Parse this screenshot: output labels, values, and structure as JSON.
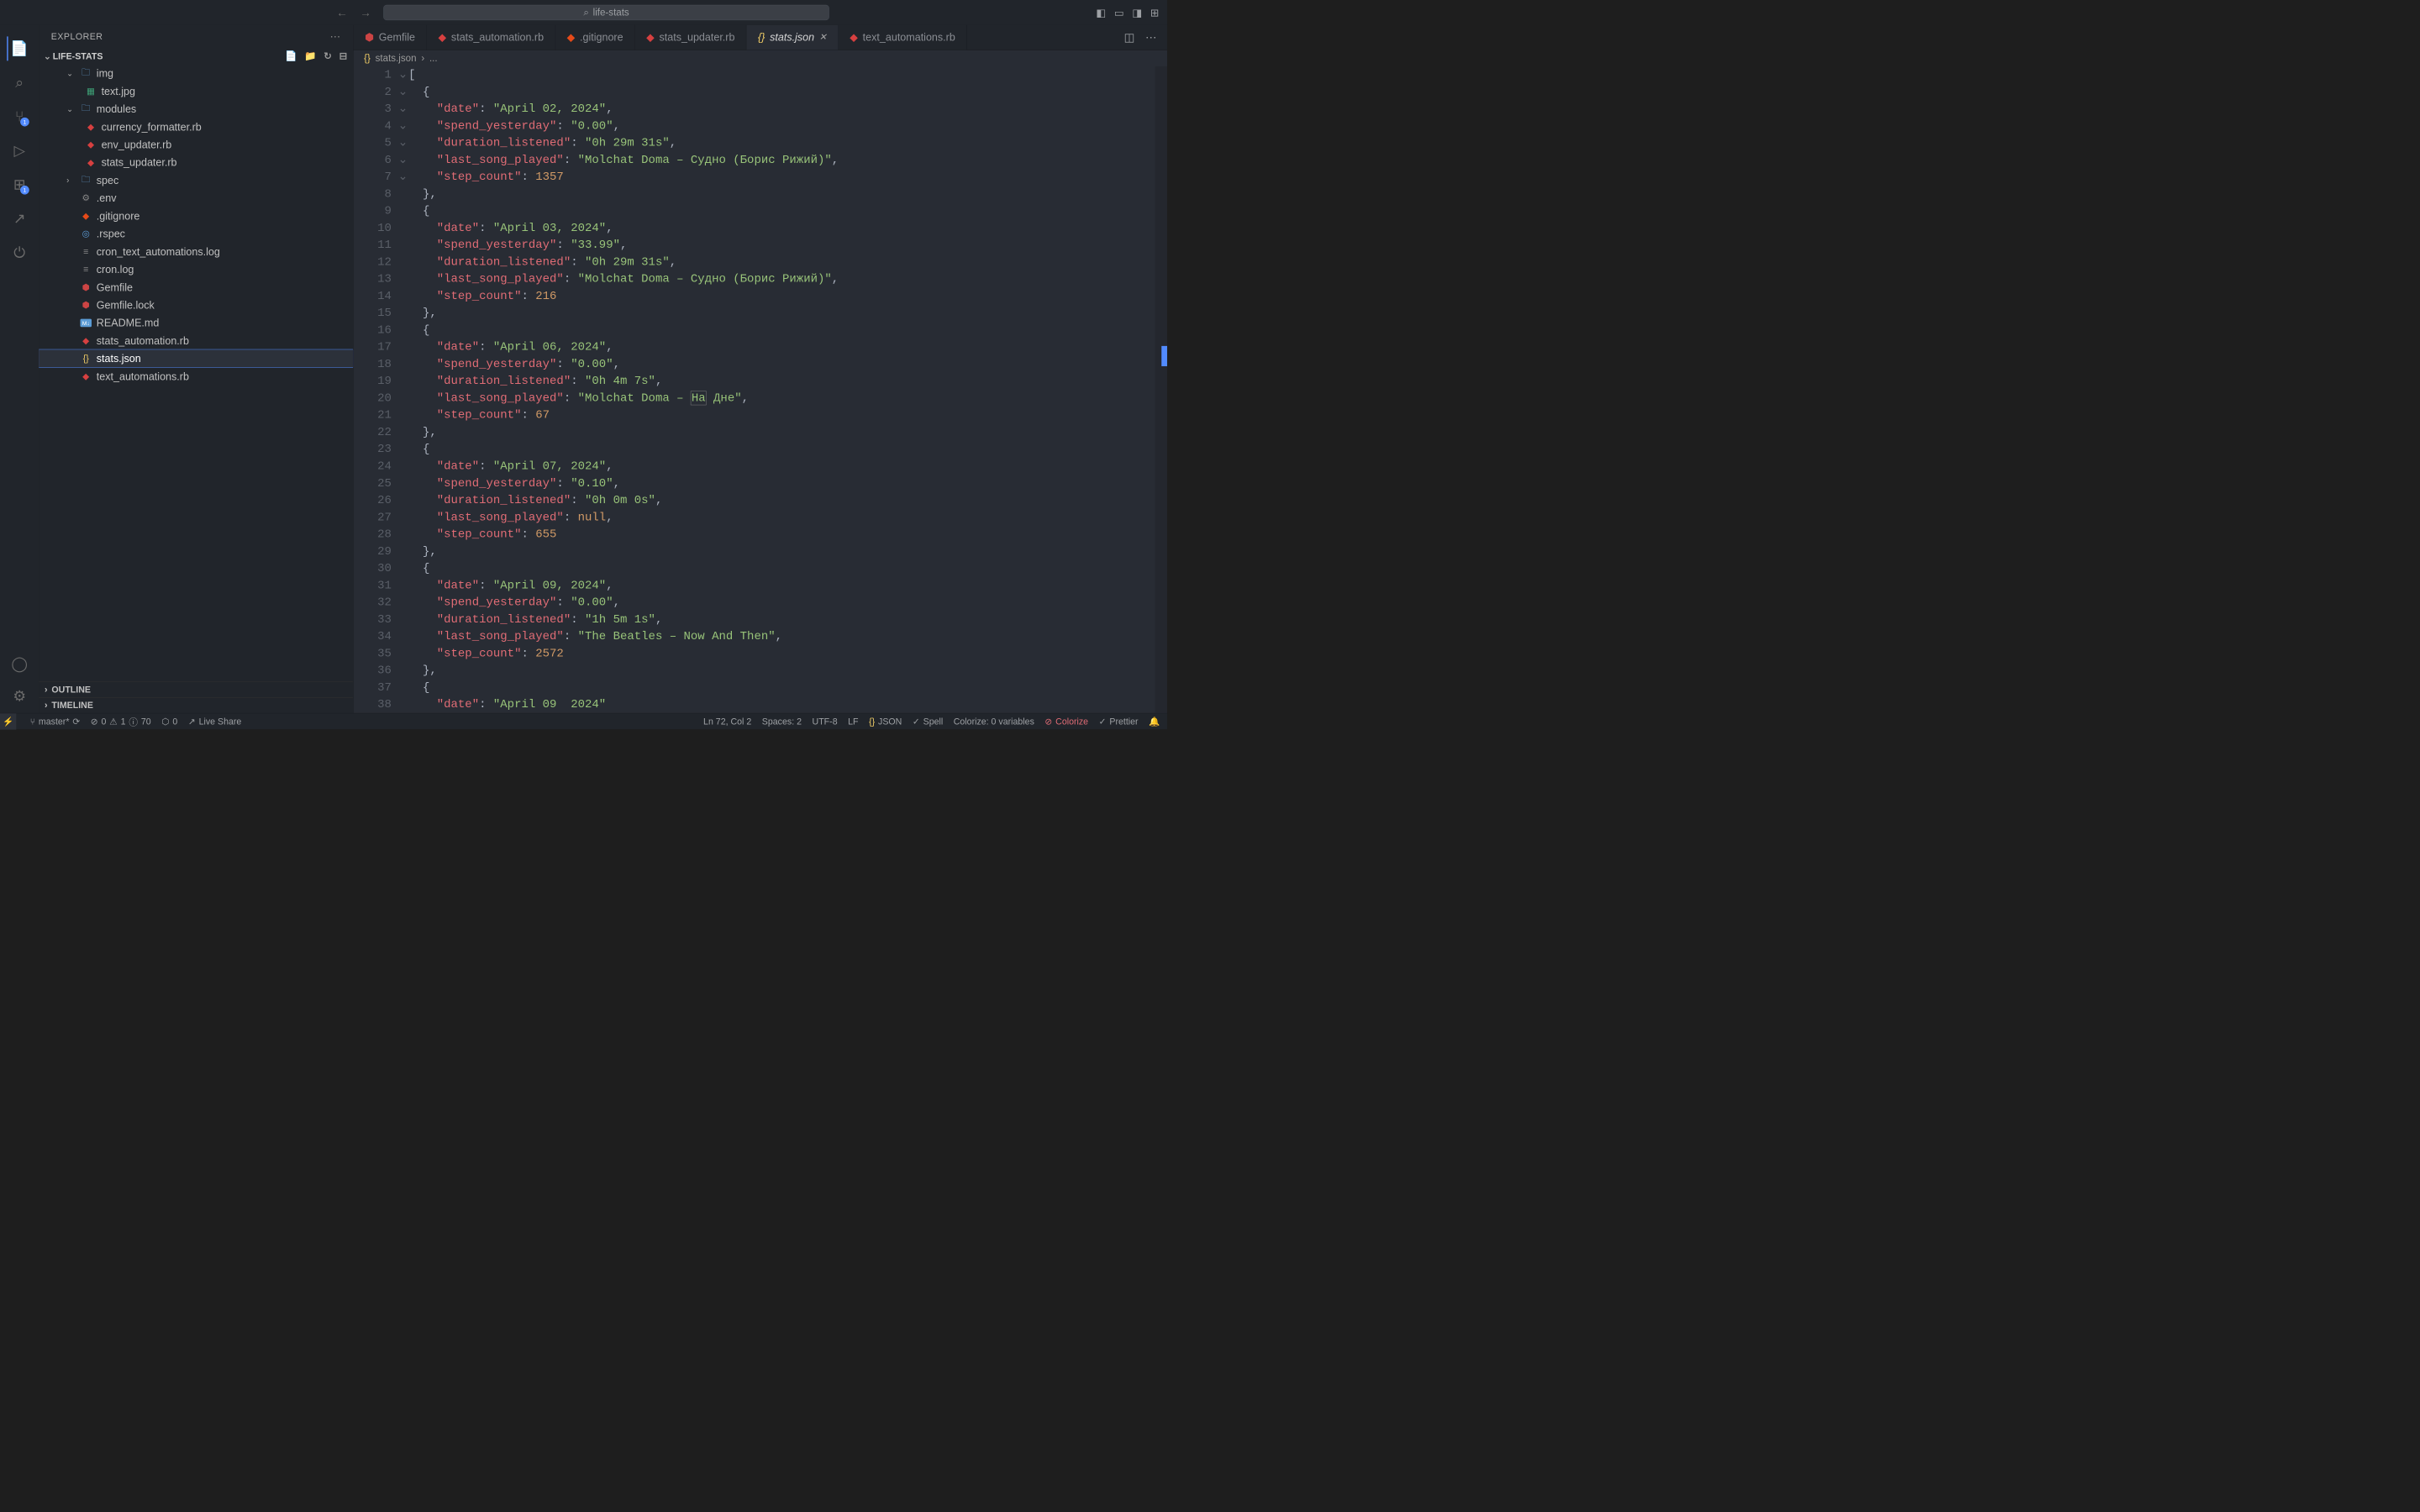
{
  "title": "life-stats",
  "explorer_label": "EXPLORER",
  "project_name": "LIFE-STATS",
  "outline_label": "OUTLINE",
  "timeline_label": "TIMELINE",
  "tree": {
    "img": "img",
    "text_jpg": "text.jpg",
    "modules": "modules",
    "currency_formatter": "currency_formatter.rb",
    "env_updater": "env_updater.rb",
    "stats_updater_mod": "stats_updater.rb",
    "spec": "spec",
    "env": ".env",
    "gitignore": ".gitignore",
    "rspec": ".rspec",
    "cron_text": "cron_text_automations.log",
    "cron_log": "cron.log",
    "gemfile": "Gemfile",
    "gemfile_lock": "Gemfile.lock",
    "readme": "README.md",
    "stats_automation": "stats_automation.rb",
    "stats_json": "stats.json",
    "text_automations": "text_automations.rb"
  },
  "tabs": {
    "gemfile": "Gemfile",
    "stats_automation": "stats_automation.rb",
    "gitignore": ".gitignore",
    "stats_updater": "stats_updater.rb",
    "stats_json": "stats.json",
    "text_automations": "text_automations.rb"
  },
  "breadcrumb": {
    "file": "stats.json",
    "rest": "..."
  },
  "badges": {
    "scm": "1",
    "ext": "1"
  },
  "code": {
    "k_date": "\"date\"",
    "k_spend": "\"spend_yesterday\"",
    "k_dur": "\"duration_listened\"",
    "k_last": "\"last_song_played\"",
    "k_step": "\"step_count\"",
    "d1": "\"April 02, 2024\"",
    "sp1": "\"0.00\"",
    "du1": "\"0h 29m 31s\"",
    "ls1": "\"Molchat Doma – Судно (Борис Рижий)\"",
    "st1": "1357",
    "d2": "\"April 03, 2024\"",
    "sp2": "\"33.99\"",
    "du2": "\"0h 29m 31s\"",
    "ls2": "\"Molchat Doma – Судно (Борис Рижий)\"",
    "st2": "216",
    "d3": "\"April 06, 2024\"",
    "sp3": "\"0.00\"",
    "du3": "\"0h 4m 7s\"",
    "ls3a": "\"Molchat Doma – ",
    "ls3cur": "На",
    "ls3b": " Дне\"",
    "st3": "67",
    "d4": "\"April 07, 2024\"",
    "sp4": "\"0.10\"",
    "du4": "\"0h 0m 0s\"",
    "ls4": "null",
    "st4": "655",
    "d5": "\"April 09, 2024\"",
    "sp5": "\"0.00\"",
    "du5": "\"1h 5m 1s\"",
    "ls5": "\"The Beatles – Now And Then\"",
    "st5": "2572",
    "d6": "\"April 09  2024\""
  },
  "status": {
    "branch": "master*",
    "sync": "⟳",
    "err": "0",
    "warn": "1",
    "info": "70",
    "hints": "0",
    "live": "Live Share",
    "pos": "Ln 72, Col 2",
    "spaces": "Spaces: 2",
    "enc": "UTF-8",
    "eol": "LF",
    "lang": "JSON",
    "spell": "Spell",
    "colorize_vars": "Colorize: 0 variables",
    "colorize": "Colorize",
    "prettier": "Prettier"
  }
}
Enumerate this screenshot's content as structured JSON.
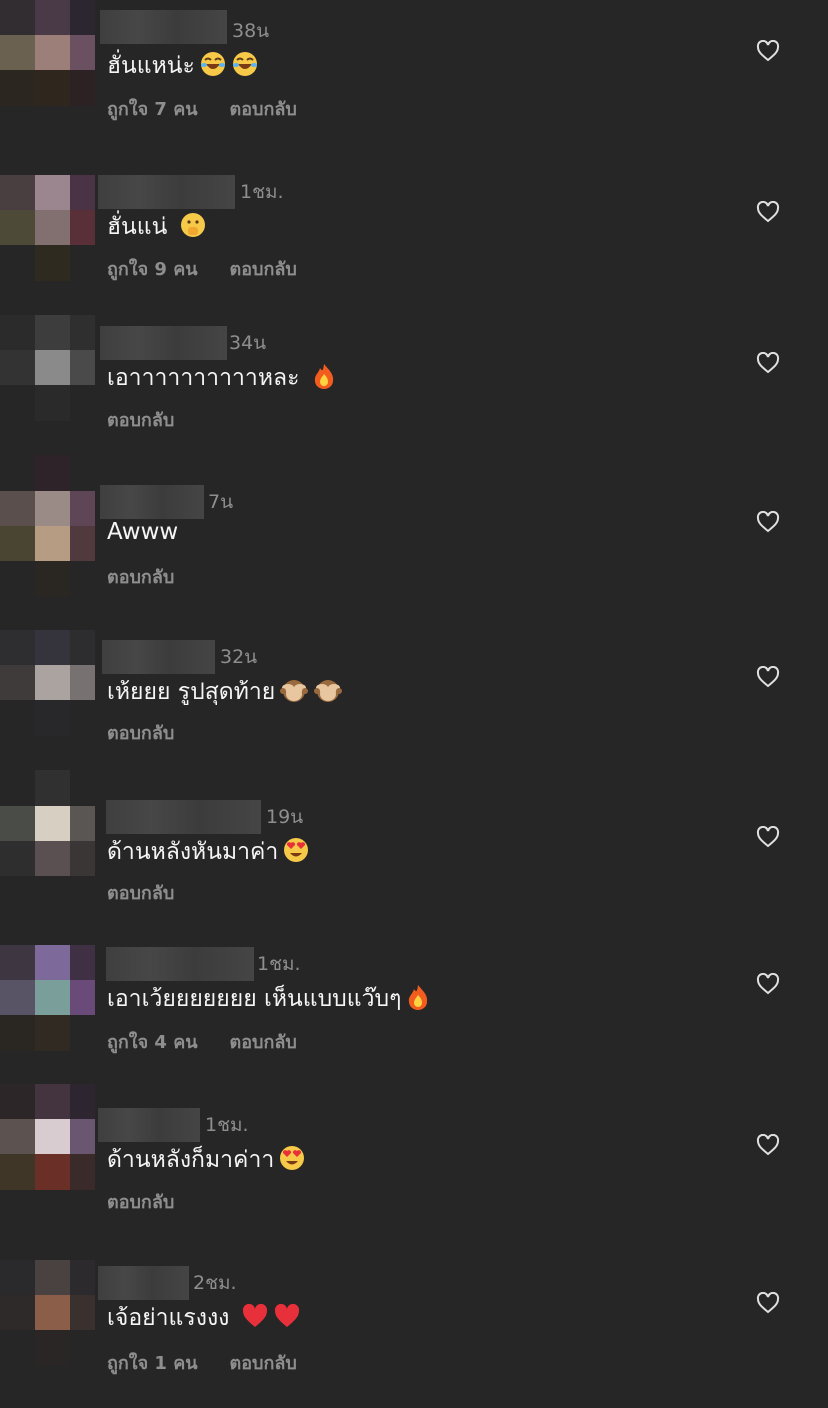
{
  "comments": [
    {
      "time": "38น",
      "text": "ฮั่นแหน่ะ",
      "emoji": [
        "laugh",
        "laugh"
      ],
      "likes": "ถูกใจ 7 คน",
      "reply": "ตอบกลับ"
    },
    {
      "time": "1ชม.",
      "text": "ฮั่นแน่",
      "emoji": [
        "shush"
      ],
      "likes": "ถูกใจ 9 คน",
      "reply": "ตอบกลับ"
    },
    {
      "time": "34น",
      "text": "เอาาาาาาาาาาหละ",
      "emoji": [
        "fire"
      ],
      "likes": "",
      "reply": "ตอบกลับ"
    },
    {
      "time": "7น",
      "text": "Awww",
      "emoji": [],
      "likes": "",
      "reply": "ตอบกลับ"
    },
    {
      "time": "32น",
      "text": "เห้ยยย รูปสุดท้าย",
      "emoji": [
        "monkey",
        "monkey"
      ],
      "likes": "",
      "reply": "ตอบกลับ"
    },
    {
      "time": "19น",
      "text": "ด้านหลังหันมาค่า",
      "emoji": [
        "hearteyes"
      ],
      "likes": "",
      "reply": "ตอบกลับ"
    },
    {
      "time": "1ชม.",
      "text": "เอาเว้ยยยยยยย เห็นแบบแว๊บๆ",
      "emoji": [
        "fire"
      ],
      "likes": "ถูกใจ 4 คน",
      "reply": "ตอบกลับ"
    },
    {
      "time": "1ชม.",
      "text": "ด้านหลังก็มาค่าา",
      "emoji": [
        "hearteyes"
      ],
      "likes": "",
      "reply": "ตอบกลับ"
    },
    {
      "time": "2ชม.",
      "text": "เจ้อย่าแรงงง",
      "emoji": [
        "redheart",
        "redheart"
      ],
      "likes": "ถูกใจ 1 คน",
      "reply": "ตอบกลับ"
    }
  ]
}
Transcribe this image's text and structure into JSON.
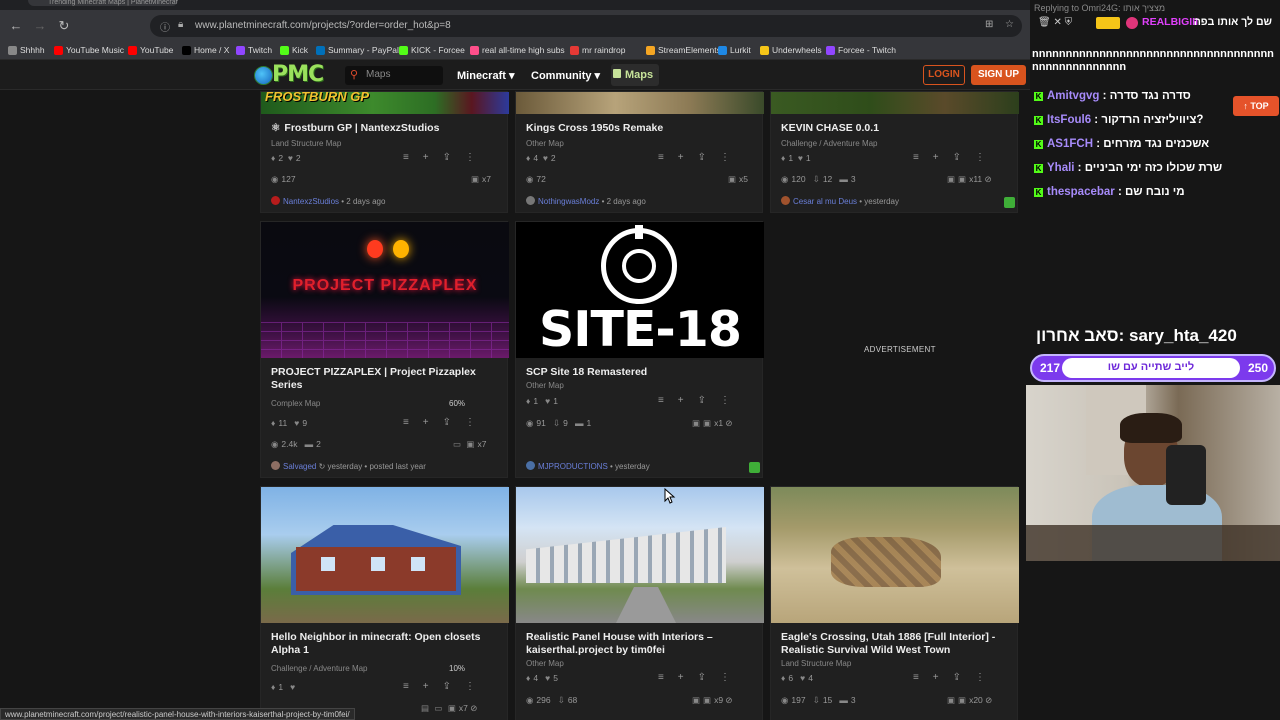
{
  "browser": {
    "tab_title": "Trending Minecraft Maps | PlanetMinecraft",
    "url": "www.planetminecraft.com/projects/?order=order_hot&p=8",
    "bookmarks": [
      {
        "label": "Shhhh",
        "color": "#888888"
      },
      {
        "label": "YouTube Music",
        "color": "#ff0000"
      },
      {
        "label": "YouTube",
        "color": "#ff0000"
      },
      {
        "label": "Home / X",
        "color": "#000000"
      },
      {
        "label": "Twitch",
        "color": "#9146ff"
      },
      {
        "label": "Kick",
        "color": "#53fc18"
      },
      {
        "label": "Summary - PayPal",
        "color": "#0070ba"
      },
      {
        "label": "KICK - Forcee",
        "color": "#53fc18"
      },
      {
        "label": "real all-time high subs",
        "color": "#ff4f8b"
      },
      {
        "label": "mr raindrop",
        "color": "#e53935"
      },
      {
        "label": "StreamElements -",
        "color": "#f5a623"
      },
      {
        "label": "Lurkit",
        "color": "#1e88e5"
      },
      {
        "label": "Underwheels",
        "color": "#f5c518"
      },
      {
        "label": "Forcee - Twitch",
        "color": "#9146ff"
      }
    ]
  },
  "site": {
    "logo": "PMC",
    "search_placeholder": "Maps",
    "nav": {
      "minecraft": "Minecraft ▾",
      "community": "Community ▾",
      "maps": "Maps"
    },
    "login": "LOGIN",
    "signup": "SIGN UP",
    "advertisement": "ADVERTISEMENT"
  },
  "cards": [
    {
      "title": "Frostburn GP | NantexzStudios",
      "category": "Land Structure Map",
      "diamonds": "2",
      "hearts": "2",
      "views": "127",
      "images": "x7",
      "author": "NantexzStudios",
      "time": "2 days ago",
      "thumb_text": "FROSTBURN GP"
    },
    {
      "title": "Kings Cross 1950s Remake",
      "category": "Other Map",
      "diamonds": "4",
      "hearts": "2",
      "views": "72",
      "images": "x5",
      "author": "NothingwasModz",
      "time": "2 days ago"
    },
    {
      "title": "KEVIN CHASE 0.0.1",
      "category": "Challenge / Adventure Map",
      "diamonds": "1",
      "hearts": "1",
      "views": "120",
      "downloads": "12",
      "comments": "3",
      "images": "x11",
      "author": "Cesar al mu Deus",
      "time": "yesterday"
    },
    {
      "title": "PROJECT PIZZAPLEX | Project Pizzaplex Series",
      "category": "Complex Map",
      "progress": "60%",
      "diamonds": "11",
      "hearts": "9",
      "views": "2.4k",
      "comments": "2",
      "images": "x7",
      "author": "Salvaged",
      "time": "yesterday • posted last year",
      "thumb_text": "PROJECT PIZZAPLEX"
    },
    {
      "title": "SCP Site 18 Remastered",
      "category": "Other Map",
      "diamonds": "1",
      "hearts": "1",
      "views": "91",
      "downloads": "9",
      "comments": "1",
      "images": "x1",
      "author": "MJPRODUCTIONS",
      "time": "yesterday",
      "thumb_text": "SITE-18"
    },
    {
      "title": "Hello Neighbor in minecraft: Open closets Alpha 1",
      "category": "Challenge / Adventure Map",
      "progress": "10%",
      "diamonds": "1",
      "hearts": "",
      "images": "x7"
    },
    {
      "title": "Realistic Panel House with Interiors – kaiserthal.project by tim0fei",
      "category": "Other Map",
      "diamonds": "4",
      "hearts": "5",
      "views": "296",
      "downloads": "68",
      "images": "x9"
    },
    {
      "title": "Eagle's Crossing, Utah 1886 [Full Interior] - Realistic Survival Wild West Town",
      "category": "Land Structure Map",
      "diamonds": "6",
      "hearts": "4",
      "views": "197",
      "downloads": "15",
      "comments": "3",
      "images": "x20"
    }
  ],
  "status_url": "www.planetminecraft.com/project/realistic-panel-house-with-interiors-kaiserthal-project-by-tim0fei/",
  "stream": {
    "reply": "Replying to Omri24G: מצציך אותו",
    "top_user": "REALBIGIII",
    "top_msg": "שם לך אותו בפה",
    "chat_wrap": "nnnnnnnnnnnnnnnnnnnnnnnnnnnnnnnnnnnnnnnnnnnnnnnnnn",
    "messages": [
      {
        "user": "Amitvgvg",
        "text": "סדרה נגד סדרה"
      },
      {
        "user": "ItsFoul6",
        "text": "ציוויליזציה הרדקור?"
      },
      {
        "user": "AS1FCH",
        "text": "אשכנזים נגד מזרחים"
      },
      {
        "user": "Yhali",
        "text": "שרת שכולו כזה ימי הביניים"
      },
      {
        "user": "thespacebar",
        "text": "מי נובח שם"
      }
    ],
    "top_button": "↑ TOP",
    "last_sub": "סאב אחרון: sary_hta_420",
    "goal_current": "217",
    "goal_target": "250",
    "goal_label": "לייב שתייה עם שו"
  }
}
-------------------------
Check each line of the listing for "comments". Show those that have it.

  "comments": [
      "comments": "3",
      "comments": "2",
      "comments": "1",
      "comments": "3",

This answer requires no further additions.